Educational Studies (General Education)
School of Education
Gretchen G Generett
Rick R McCown
Mary Beth Gasman
Timothy L. Smith Sr.
Blackness, Black Queer, Construct, Deviance, Interest Convergence, Resistance
This portraiture project, incorporating auto-ethnographic elements, investigating how African American educational systems became systems of oppression faced by lesbian, gay, bisexual, transgender and questioning (LGBTQ) youth of color, intentionally blends artist in creative glance with researcher in systemic inquiry and knowledge gathering (Lawrence-Lightfoot & Hoffman-Davis, 1997; Ellis et al., 2011).
An aspiring African American, gender non-conforming, lesbian leader is an auto-ethnographic portraiture exemplar: a counter-narrative of transcending obstacles overshadowing accessing college, graduate school, career success in education; doctoral ambitions with audacity within classes of pervasive racism, heterosexism and homophobia. Parallel instances of critical confrontations in predominantly Black secondary schools and historically Black colleges and universities (HBCUs) exposed LGBTQ youth of color consequently unprepared and obstructed from college access. Parallel instances of critical confrontations in predominantly Black secondary schools and historically Black colleges and universities (HBCUs) exposed LGBTQ youth of color consequently unprepared and obstructed from college access.

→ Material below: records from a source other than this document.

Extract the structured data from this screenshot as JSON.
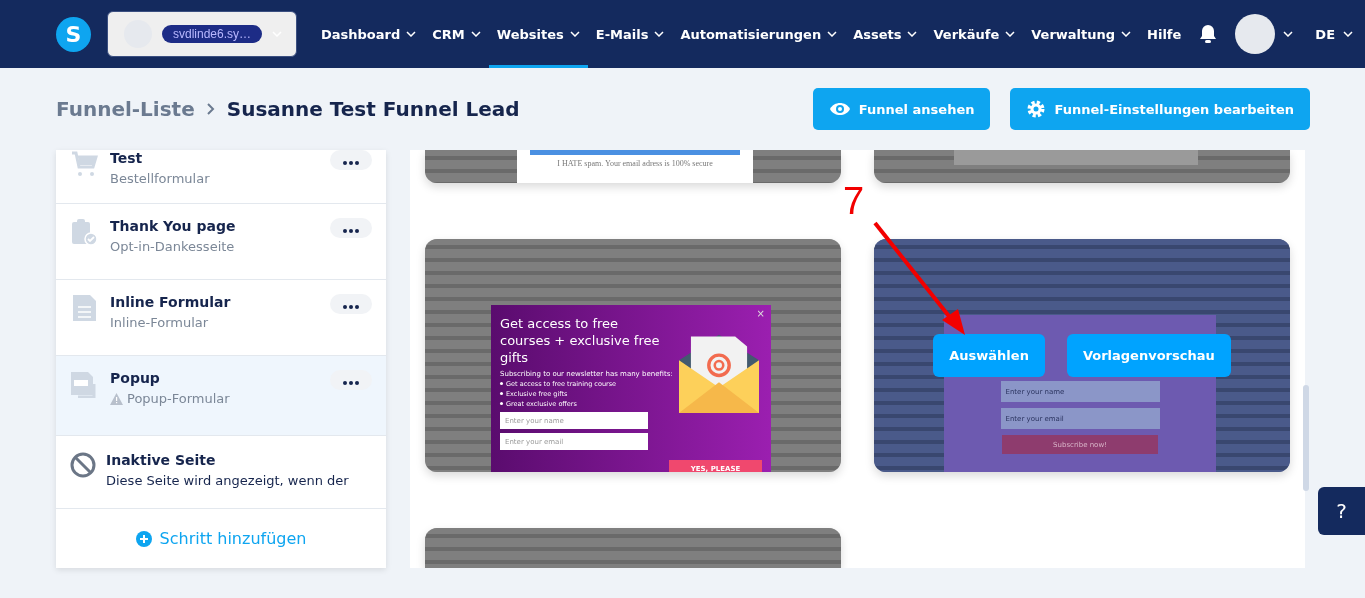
{
  "header": {
    "logo": "S",
    "account": {
      "name": "svdlinde6.sy…"
    },
    "nav": [
      {
        "label": "Dashboard",
        "dropdown": true,
        "selected": false
      },
      {
        "label": "CRM",
        "dropdown": true,
        "selected": false
      },
      {
        "label": "Websites",
        "dropdown": true,
        "selected": true
      },
      {
        "label": "E-Mails",
        "dropdown": true,
        "selected": false
      },
      {
        "label": "Automatisierungen",
        "dropdown": true,
        "selected": false
      },
      {
        "label": "Assets",
        "dropdown": true,
        "selected": false
      },
      {
        "label": "Verkäufe",
        "dropdown": true,
        "selected": false
      },
      {
        "label": "Verwaltung",
        "dropdown": true,
        "selected": false
      },
      {
        "label": "Hilfe",
        "dropdown": false,
        "selected": false
      }
    ],
    "language": "DE"
  },
  "breadcrumb": {
    "parent": "Funnel-Liste",
    "current": "Susanne Test Funnel Lead"
  },
  "actions": [
    {
      "label": "Funnel ansehen"
    },
    {
      "label": "Funnel-Einstellungen bearbeiten"
    }
  ],
  "steps": [
    {
      "title": "Test",
      "subtitle": "Bestellformular",
      "selected": false,
      "warning": false
    },
    {
      "title": "Thank You page",
      "subtitle": "Opt-in-Dankesseite",
      "selected": false,
      "warning": false
    },
    {
      "title": "Inline Formular",
      "subtitle": "Inline-Formular",
      "selected": false,
      "warning": false
    },
    {
      "title": "Popup",
      "subtitle": "Popup-Formular",
      "selected": true,
      "warning": true
    }
  ],
  "inactive_page": {
    "title": "Inaktive Seite",
    "description": "Diese Seite wird angezeigt, wenn der"
  },
  "add_step": "Schritt hinzufügen",
  "templates": [
    {
      "kind": "spam-form",
      "note": "I HATE spam. Your email adress is 100% secure",
      "hovered": false
    },
    {
      "kind": "photo",
      "hovered": false
    },
    {
      "kind": "offer-popup",
      "headline": "Get access to free courses + exclusive free gifts",
      "intro": "Subscribing to our newsletter has many benefits:",
      "bullets": [
        "Get access to free training course",
        "Exclusive free gifts",
        "Great exclusive offers"
      ],
      "name_placeholder": "Enter your name",
      "email_placeholder": "Enter your email",
      "button": "YES, PLEASE",
      "close": "×",
      "hovered": false
    },
    {
      "kind": "newsletter-popup",
      "name_placeholder": "Enter your name",
      "email_placeholder": "Enter your email",
      "button": "Subscribe now!",
      "hovered": true,
      "hover_actions": [
        "Auswählen",
        "Vorlagenvorschau"
      ]
    },
    {
      "kind": "plain",
      "hovered": false
    }
  ],
  "annotation": {
    "label": "7"
  },
  "help": "?"
}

My story, a "text of diverse interdisciplinary praxes," (Spry, 2001, p.710), sketched themes, recreated images with words, interpreted meaning behind observations and insights to understand college access lacking for LGBTQ youth of color providing privileges I currently enjoy; and looked at systemic examples of change. I narrated, collected and traced my reality of events; examined an interview; interpretations; behaviors; words from schooling experiences, attempting "meaning-making" (Lyle, 2009), studying converging themes and relationships. Additionally, the data refuted speculations and confirmed misperceptions. These complimentary approaches synthesized LGBTQ youth of color outcomes.
Resulting insights included the value of scholarly inquiry into "lived experience" reflecting others' realities, guiding future engagement; key leadership role and identity discovery, and challenging recognition of personal positionality and privilege. Essential images and concepts illuminated shared experiences of battling a "degenerating sense of nobodiness" (King, n.d.) in multiple constructions of exclusion, isolation, oppression; ongoing transformation in the "Process of Becoming" (Lyle, 2009). Methodological systemic inquiry into epistemology, insight behind constructs, designed this auto-ethnographic portraiture; evoking reflection, redefining agency. Seeing beauty and finding "cool" in Black queer me, despite internalizing prevalent images and observations of White and Black folks alike expressing otherwise, is the struggle. The final stage of interconnectedness pushes against normative blackness situated in deviant resistance. My leadership identity, mobilized to act, teach and model for others, emerged.
Wilkins, T. (2014). The Race for Privilege in Blackness: Transformative Leadership in Traversing Space in Search of Black Queer Cool (Doctoral dissertation, Duquesne University). Retrieved from https://dsc.duq.edu/etd/1364